* Work to complete *
How many lines in the records below contain the word "name"? State that number and nothing more.

(Stored dataset items)
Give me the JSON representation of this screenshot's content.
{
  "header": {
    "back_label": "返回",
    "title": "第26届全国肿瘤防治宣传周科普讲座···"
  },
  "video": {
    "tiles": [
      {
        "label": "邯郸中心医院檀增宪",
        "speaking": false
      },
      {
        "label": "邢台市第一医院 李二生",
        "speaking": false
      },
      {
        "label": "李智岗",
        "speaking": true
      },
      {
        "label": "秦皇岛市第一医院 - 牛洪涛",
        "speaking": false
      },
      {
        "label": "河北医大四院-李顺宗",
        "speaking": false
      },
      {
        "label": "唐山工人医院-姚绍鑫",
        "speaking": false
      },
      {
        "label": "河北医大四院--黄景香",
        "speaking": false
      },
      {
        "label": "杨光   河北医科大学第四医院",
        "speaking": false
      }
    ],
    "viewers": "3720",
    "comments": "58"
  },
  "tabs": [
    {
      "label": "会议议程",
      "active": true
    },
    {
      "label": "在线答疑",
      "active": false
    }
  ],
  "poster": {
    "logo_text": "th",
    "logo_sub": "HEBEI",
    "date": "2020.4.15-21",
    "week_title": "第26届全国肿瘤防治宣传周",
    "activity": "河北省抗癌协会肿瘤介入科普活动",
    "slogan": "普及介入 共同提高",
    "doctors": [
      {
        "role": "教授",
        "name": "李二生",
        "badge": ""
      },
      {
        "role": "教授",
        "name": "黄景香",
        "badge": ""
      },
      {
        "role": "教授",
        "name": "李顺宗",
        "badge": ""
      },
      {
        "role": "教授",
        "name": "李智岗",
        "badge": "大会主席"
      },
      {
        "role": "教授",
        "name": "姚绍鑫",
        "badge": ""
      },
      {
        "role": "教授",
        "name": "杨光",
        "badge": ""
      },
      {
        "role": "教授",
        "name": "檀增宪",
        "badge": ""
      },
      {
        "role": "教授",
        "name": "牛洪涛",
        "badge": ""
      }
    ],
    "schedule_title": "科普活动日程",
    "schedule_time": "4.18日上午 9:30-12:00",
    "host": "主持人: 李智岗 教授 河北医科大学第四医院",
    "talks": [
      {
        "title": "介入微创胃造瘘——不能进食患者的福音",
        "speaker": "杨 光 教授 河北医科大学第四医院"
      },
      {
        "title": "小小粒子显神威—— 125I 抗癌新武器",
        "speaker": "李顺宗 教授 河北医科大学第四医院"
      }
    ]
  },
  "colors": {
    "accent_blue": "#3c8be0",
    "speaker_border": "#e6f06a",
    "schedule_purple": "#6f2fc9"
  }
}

* Result *
8